- What the task asks -
Isolate every line in the data with the string "name" and copy it.

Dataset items
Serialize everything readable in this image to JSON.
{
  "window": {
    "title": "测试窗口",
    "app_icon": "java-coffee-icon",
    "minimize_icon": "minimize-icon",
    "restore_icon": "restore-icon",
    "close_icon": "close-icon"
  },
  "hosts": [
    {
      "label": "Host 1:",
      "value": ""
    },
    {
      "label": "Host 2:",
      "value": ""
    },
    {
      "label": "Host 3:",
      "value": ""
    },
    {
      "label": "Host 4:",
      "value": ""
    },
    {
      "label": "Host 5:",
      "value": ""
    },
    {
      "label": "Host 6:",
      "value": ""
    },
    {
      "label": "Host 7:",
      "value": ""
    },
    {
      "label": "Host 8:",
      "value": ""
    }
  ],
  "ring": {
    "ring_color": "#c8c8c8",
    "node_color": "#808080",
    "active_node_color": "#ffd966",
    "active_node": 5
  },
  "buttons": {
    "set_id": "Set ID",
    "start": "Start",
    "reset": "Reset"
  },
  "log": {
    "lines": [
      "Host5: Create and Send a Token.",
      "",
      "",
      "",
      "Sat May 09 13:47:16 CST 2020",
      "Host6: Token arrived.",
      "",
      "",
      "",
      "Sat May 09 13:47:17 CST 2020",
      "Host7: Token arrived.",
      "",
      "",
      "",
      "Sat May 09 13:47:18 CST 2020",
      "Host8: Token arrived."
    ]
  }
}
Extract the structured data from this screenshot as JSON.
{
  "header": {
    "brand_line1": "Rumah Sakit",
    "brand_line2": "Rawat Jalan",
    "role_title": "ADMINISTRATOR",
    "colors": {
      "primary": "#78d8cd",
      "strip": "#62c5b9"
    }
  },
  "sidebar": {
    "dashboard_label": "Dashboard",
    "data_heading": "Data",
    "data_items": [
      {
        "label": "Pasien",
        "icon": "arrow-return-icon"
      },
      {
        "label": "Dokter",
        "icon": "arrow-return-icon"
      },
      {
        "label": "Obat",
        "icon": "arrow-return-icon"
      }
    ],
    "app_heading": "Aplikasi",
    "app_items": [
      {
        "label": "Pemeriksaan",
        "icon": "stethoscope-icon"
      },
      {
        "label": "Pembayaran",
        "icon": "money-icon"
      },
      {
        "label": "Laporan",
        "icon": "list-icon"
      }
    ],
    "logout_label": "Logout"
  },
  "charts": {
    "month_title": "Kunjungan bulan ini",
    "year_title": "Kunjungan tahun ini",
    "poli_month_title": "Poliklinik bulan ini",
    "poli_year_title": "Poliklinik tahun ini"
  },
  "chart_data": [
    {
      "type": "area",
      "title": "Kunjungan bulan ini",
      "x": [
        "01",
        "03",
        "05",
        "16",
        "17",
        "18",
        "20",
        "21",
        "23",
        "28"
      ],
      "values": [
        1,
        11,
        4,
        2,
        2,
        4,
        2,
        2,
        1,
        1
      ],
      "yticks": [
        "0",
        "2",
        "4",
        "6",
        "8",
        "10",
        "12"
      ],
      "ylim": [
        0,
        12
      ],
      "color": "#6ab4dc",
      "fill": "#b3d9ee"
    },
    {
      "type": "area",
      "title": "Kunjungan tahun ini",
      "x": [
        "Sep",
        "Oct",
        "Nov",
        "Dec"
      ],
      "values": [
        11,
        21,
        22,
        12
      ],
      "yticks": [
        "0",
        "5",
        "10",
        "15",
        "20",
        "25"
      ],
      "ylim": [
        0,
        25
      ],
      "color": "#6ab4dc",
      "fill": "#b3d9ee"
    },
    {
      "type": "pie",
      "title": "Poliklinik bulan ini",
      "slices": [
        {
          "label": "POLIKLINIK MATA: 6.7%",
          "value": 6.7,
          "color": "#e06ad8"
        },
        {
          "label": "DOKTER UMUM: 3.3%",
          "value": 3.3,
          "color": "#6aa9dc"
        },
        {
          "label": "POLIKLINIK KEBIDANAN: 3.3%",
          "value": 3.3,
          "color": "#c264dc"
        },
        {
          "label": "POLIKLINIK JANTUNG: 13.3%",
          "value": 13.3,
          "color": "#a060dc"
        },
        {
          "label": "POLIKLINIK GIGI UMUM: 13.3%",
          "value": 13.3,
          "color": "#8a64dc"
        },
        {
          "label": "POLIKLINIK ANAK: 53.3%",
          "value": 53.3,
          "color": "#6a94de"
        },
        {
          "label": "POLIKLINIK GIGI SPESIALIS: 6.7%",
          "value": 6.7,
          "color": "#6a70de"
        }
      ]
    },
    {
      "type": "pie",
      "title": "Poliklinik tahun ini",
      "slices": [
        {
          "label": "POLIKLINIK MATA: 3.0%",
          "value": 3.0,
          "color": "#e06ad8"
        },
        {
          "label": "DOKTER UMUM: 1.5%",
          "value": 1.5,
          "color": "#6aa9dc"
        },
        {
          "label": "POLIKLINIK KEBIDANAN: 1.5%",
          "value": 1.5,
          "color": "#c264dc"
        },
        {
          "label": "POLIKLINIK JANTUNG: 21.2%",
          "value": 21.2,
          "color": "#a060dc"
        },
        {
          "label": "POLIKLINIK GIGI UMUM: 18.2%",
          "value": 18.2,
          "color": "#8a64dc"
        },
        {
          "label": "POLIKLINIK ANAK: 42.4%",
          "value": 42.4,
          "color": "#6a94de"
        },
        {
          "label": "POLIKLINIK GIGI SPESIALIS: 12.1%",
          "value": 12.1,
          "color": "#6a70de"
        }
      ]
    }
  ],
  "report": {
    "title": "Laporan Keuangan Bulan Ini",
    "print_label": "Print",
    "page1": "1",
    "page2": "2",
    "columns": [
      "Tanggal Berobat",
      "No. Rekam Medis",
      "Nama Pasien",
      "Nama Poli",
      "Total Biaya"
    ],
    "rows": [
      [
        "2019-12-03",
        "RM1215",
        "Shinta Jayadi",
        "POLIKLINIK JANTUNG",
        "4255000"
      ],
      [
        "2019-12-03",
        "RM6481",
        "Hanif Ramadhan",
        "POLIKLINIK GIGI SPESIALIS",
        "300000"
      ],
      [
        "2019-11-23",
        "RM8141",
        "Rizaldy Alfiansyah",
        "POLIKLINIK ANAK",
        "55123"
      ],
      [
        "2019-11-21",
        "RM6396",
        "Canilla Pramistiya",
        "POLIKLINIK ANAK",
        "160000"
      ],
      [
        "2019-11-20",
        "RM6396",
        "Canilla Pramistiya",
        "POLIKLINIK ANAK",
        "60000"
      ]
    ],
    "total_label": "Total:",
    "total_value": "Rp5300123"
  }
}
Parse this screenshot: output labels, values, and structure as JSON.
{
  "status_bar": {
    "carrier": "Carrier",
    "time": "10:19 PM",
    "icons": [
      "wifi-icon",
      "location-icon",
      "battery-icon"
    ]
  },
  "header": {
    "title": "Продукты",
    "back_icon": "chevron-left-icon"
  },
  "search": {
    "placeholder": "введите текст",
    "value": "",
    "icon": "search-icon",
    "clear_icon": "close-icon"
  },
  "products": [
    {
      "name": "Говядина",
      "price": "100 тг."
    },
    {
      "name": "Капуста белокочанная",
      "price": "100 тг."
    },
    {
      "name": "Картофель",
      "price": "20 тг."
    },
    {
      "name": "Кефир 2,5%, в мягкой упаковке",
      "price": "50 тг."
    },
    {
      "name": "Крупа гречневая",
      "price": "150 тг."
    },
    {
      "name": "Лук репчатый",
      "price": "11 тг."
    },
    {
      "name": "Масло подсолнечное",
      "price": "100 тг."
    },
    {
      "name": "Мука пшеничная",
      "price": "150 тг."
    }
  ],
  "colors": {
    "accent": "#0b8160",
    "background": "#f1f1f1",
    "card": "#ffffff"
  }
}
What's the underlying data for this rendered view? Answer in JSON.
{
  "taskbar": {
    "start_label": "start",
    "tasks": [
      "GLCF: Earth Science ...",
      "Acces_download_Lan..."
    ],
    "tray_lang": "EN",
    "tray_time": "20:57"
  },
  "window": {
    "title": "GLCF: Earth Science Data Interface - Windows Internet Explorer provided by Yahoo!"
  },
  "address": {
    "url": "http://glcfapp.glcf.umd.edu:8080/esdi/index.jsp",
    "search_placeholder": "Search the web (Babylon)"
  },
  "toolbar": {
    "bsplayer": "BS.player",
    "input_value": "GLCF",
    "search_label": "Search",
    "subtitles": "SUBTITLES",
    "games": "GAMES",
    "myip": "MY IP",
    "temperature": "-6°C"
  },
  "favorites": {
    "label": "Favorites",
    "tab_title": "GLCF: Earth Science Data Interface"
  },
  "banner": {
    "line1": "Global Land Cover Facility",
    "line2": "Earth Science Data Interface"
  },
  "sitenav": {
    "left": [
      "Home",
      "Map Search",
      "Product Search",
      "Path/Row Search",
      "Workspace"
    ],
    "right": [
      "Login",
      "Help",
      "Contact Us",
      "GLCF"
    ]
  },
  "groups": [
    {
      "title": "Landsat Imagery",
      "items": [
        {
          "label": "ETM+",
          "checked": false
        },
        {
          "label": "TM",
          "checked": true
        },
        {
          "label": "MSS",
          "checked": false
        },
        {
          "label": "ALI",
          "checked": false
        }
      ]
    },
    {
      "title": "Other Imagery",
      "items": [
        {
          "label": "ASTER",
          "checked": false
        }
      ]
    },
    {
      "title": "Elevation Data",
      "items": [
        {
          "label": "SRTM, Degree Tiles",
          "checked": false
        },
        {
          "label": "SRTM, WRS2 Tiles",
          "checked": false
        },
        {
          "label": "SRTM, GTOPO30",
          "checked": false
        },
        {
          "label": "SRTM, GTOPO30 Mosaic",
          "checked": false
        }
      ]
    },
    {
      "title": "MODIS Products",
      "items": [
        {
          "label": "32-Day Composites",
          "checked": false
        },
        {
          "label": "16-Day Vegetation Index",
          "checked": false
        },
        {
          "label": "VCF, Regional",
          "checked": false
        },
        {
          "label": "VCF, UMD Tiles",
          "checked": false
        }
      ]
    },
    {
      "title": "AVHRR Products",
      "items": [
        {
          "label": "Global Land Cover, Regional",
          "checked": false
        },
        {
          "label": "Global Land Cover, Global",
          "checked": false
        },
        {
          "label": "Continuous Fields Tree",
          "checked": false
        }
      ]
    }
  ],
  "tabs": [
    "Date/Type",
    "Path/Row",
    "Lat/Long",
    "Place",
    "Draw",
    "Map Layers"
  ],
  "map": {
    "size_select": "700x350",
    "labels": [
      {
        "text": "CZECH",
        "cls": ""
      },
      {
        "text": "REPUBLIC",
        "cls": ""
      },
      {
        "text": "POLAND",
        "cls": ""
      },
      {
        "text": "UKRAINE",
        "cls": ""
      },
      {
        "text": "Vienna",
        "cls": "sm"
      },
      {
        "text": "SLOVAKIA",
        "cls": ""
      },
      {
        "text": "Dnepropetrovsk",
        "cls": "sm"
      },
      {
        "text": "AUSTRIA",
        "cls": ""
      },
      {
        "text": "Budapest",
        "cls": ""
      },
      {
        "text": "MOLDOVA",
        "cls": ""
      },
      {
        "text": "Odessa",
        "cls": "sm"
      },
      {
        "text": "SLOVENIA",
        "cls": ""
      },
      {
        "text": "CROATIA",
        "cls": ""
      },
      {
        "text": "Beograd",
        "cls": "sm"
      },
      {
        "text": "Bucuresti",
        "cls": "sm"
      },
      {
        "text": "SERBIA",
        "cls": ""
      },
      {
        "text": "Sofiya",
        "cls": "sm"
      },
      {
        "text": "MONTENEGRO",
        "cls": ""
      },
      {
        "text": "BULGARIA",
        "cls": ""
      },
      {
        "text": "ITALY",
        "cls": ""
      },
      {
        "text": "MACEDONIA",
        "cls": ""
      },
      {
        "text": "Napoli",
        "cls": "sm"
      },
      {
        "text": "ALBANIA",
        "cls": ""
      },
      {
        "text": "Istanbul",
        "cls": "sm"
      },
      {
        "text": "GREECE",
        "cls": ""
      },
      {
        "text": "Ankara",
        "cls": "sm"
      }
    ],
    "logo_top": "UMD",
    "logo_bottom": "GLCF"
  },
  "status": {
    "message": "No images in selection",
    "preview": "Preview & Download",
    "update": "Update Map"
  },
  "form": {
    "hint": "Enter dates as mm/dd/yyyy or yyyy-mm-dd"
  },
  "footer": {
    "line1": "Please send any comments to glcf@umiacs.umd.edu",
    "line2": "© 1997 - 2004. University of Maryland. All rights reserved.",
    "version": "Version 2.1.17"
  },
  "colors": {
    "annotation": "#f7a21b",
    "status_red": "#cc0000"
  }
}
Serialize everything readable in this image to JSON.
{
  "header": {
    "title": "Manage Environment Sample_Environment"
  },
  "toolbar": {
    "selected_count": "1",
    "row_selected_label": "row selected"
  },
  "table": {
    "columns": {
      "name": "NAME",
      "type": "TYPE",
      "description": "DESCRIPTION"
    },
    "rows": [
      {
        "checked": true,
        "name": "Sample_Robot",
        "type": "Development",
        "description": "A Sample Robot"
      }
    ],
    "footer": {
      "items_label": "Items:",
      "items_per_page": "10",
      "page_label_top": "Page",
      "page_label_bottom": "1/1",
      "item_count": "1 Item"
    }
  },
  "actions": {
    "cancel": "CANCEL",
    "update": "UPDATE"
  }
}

- Output of the exercise -
      "name": "Говядина",
      "name": "Капуста белокочанная",
      "name": "Картофель",
      "name": "Кефир 2,5%, в мягкой упаковке",
      "name": "Крупа гречневая",
      "name": "Лук репчатый",
      "name": "Масло подсолнечное",
      "name": "Мука пшеничная",
      "name": "NAME",
        "name": "Sample_Robot",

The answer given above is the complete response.